[Try it]: Count how many lines of the material below have the word "time" and give only the number.

[Extracted data]:
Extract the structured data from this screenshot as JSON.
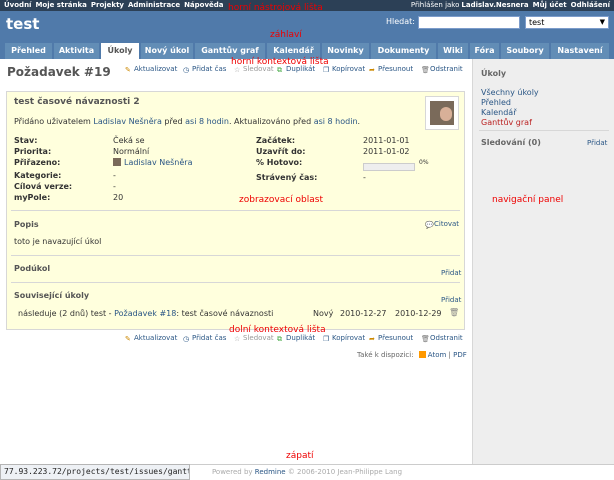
{
  "top_menu": {
    "left": [
      "Úvodní",
      "Moje stránka",
      "Projekty",
      "Administrace",
      "Nápověda"
    ],
    "logged_as": "Přihlášen jako",
    "user": "Ladislav.Nesnera",
    "my_account": "Můj účet",
    "logout": "Odhlášení"
  },
  "header": {
    "project_title": "test",
    "search_label": "Hledat:",
    "search_value": "",
    "project_select": "test"
  },
  "tabs": [
    "Přehled",
    "Aktivita",
    "Úkoly",
    "Nový úkol",
    "Ganttův graf",
    "Kalendář",
    "Novinky",
    "Dokumenty",
    "Wiki",
    "Fóra",
    "Soubory",
    "Nastavení"
  ],
  "labels": {
    "top_toolbar": "horní nástrojová lišta",
    "header": "záhlaví",
    "top_context": "horní kontextová lišta",
    "display_area": "zobrazovací oblast",
    "nav_panel": "navigační panel",
    "bottom_context": "dolní kontextová lišta",
    "footer": "zápatí"
  },
  "page_title": "Požadavek #19",
  "contextual": [
    "Aktualizovat",
    "Přidat čas",
    "Sledovat",
    "Duplikát",
    "Kopírovat",
    "Přesunout",
    "Odstranit"
  ],
  "issue": {
    "subject": "test časové návaznosti 2",
    "added_by": "Přidáno uživatelem",
    "author": "Ladislav Nešněra",
    "before": "před",
    "age": "asi 8 hodin",
    "updated": ". Aktualizováno před",
    "updated_age": "asi 8 hodin",
    "left_fields": [
      [
        "Stav:",
        "Čeká se"
      ],
      [
        "Priorita:",
        "Normální"
      ],
      [
        "Přiřazeno:",
        "Ladislav Nešněra"
      ],
      [
        "Kategorie:",
        "-"
      ],
      [
        "Cílová verze:",
        "-"
      ],
      [
        "myPole:",
        "20"
      ]
    ],
    "right_fields": [
      [
        "Začátek:",
        "2011-01-01"
      ],
      [
        "Uzavřít do:",
        "2011-01-02"
      ],
      [
        "% Hotovo:",
        "0%"
      ],
      [
        "Strávený čas:",
        "-"
      ]
    ],
    "done_percent": 0,
    "description_title": "Popis",
    "quote": "Citovat",
    "description": "toto je navazující úkol",
    "subtasks_title": "Podúkol",
    "add": "Přidat",
    "related_title": "Související úkoly",
    "related": {
      "prefix": "následuje (2 dnů) test -",
      "link": "Požadavek #18",
      "rest": ": test časové návaznosti",
      "status": "Nový",
      "start": "2010-12-27",
      "end": "2010-12-29"
    }
  },
  "other_formats": {
    "label": "Také k dispozici:",
    "atom": "Atom",
    "sep": "|",
    "pdf": "PDF"
  },
  "sidebar": {
    "issues_title": "Úkoly",
    "items": [
      "Všechny úkoly",
      "Přehled",
      "Kalendář",
      "Ganttův graf"
    ],
    "watchers": "Sledování (0)",
    "watchers_add": "Přidat"
  },
  "footer": {
    "text": "Powered by",
    "brand": "Redmine",
    "copy": "© 2006-2010 Jean-Philippe Lang"
  },
  "statusbar": "77.93.223.72/projects/test/issues/gantt"
}
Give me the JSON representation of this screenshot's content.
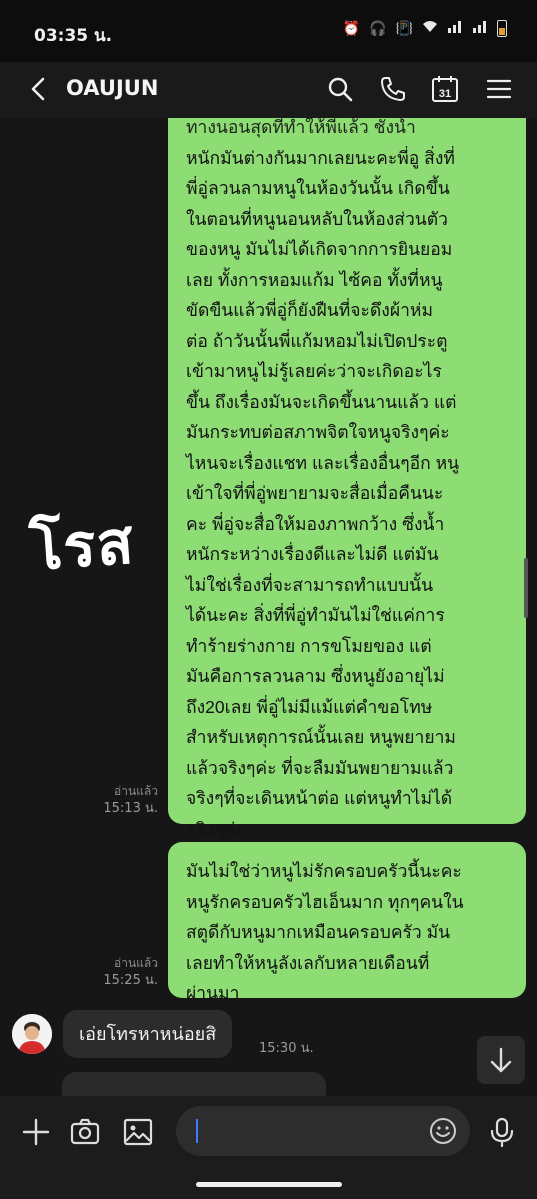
{
  "status_bar": {
    "time": "03:35 น."
  },
  "header": {
    "title": "OAUJUN",
    "calendar_day": "31"
  },
  "watermark": "โรส",
  "messages": [
    {
      "direction": "out",
      "lines": [
        "ทางนอนสุดที่ทำให้พี่แล้ว ชั่งน้ำ",
        "หนักมันต่างกันมากเลยนะคะพี่อู สิ่งที่",
        "พี่อู่ลวนลามหนูในห้องวันนั้น เกิดขึ้น",
        "ในตอนที่หนูนอนหลับในห้องส่วนตัว",
        "ของหนู มันไม่ได้เกิดจากการยินยอม",
        "เลย ทั้งการหอมแก้ม ไซ้คอ ทั้งที่หนู",
        "ขัดขืนแล้วพี่อู่ก็ยังฝืนที่จะดึงผ้าห่ม",
        "ต่อ ถ้าวันนั้นพี่แก้มหอมไม่เปิดประตู",
        "เข้ามาหนูไม่รู้เลยค่ะว่าจะเกิดอะไร",
        "ขึ้น ถึงเรื่องมันจะเกิดขึ้นนานแล้ว แต่",
        "มันกระทบต่อสภาพจิตใจหนูจริงๆค่ะ",
        "ไหนจะเรื่องแชท และเรื่องอื่นๆอีก หนู",
        "เข้าใจที่พี่อู่พยายามจะสื่อเมื่อคืนนะ",
        "คะ พี่อู่จะสื่อให้มองภาพกว้าง ซึ่งน้ำ",
        "หนักระหว่างเรื่องดีและไม่ดี แต่มัน",
        "ไม่ใช่เรื่องที่จะสามารถทำแบบนั้น",
        "ได้นะคะ สิ่งที่พี่อู่ทำมันไม่ใช่แค่การ",
        "ทำร้ายร่างกาย การขโมยของ แต่",
        "มันคือการลวนลาม ซึ่งหนูยังอายุไม่",
        "ถึง20เลย พี่อู่ไม่มีแม้แต่คำขอโทษ",
        "สำหรับเหตุการณ์นั้นเลย หนูพยายาม",
        "แล้วจริงๆค่ะ ที่จะลืมมันพยายามแล้ว",
        "จริงๆที่จะเดินหน้าต่อ แต่หนูทำไม่ได้",
        "จริงๆค่ะ"
      ],
      "read_label": "อ่านแล้ว",
      "time": "15:13 น."
    },
    {
      "direction": "out",
      "lines": [
        "มันไม่ใช่ว่าหนูไม่รักครอบครัวนี้นะคะ",
        "หนูรักครอบครัวไฮเอ็นมาก ทุกๆคนใน",
        "สตูดีกับหนูมากเหมือนครอบครัว มัน",
        "เลยทำให้หนูลังเลกับหลายเดือนที่",
        "ผ่านมา"
      ],
      "read_label": "อ่านแล้ว",
      "time": "15:25 น."
    },
    {
      "direction": "in",
      "text": "เอ่ยโทรหาหน่อยสิ",
      "time": "15:30 น."
    }
  ],
  "input": {
    "placeholder": ""
  },
  "colors": {
    "bubble_out": "#8ddc74",
    "bubble_in": "#2c2c2c",
    "background": "#161616"
  }
}
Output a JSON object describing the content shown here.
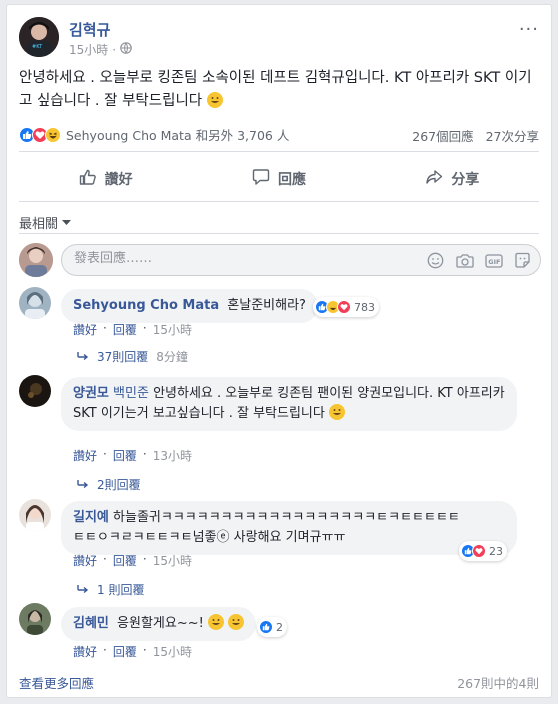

[Solution below]: 4